There have been several tectonic shift in the collegiate basketball world this summer. First, legendary head coaches Roy Williams and Mike Krzyzkewski stepping down from their posts. Second, the passage of NIL legislation to allow athletes to make money of off their own branding. And now, the biggest shock of them all, Texas and Oklahoma forcing their way out of the Big 12 and moving to the SEC.
The reason for the Longhorns and Sooners’ exit can be boiled down to two words: football money. This is the South we’re talking about, where kids are playing tackle football at the age of four and 75,000 people show up to high school games on Friday nights. There are buckets of cash to be made, and the way to capitalize on the frenzied fandom is by putting the biggest brands together. According to Forbes, the SEC now has nine of the 12 most valuable brands in college football. They’ll be making must-see TV almost every fall Saturday.

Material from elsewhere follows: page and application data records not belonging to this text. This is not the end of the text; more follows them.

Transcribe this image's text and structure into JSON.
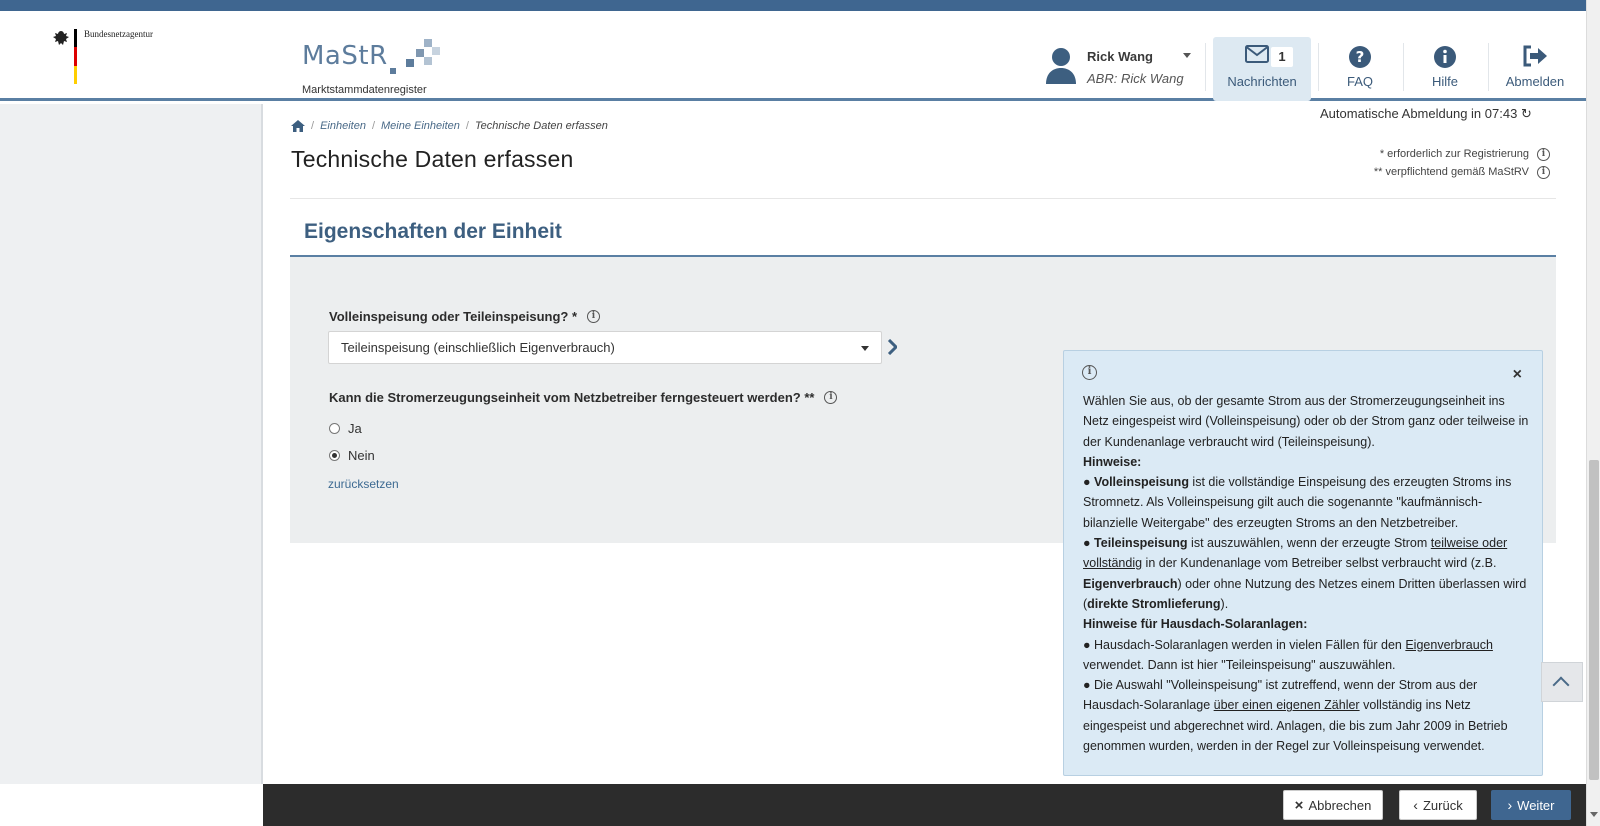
{
  "header": {
    "agency": "Bundesnetzagentur",
    "logo_word": "MaStR",
    "logo_sub": "Marktstammdatenregister",
    "user_name": "Rick Wang",
    "user_abr": "ABR: Rick Wang",
    "nav": {
      "messages_label": "Nachrichten",
      "messages_count": "1",
      "faq_label": "FAQ",
      "help_label": "Hilfe",
      "logout_label": "Abmelden"
    }
  },
  "session": {
    "auto_logout": "Automatische Abmeldung in 07:43"
  },
  "breadcrumb": {
    "items": [
      "Einheiten",
      "Meine Einheiten",
      "Technische Daten erfassen"
    ]
  },
  "page": {
    "title": "Technische Daten erfassen",
    "legend_required": "* erforderlich zur Registrierung",
    "legend_mandatory": "** verpflichtend gemäß MaStRV"
  },
  "section": {
    "title": "Eigenschaften der Einheit",
    "feed_in_label": "Volleinspeisung oder Teileinspeisung? *",
    "feed_in_value": "Teileinspeisung (einschließlich Eigenverbrauch)",
    "remote_label": "Kann die Stromerzeugungseinheit vom Netzbetreiber ferngesteuert werden? **",
    "radio_yes": "Ja",
    "radio_no": "Nein",
    "reset": "zurücksetzen"
  },
  "tooltip": {
    "intro": "Wählen Sie aus, ob der gesamte Strom aus der Stromerzeugungseinheit ins Netz eingespeist wird (Volleinspeisung) oder ob der Strom ganz oder teilweise in der Kundenanlage verbraucht wird (Teileinspeisung).",
    "hint_head": "Hinweise:",
    "bullet1_bold": "Volleinspeisung",
    "bullet1_text": " ist die vollständige Einspeisung des erzeugten Stroms ins Stromnetz. Als Volleinspeisung gilt auch die sogenannte \"kaufmännisch-bilanzielle Weitergabe\" des erzeugten Stroms an den Netzbetreiber.",
    "bullet2_bold": "Teileinspeisung",
    "bullet2_a": " ist auszuwählen, wenn der erzeugte Strom ",
    "bullet2_u": "teilweise oder vollständig",
    "bullet2_b": " in der Kundenanlage vom Betreiber selbst verbraucht wird (z.B. ",
    "bullet2_bold2": "Eigenverbrauch",
    "bullet2_c": ") oder ohne Nutzung des Netzes einem Dritten überlassen wird (",
    "bullet2_bold3": "direkte Stromlieferung",
    "bullet2_d": ").",
    "solar_head": "Hinweise für Hausdach-Solaranlagen:",
    "bullet3_a": "Hausdach-Solaranlagen werden in vielen Fällen für den ",
    "bullet3_u": "Eigenverbrauch",
    "bullet3_b": " verwendet. Dann ist hier \"Teileinspeisung\" auszuwählen.",
    "bullet4_a": "Die Auswahl \"Volleinspeisung\" ist zutreffend, wenn der Strom aus der Hausdach-Solaranlage ",
    "bullet4_u": "über einen eigenen Zähler",
    "bullet4_b": " vollständig ins Netz eingespeist und abgerechnet wird. Anlagen, die bis zum Jahr 2009 in Betrieb genommen wurden, werden in der Regel zur Volleinspeisung verwendet."
  },
  "footer": {
    "cancel": "Abbrechen",
    "back": "Zurück",
    "next": "Weiter"
  },
  "colors": {
    "primary": "#3f6690",
    "section_title": "#3d5f80",
    "tooltip_bg": "#dbeaf5",
    "footer_bg": "#2c2c2c"
  }
}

What completely falls by the wayside in this crazy move is the impact it could have on SEC basketball, which made a meteroic rise in the past year. Alabama, Arkansas, LSU and Florida made major waves in the NCAA Tournament, powered by NASCAR-paced offenses and led by charismatic young head coaches. Don’t forget about Coach Cal and Kentucky as well. Texas and Oklahoma have had great basketball teams in the past couple of years, competing in a very loaded Big 12, and now could certainly pull more prospects out of Georgia and Florida.
If we’re being completely honest, it’s the other eight schools in the Big 12 (yeah, I know) that are going to have bigger problems in the next couple of years if the conference folds. What happens to defending national champion Baylor? Does Kansas head north to the Big 10? Is West Virginia summoned to the ACC? Where do the Oklahoma States and Texas Techs of the world go? These sort of uncertainties will keep players away from schools in the South, sending more talent elsewhere.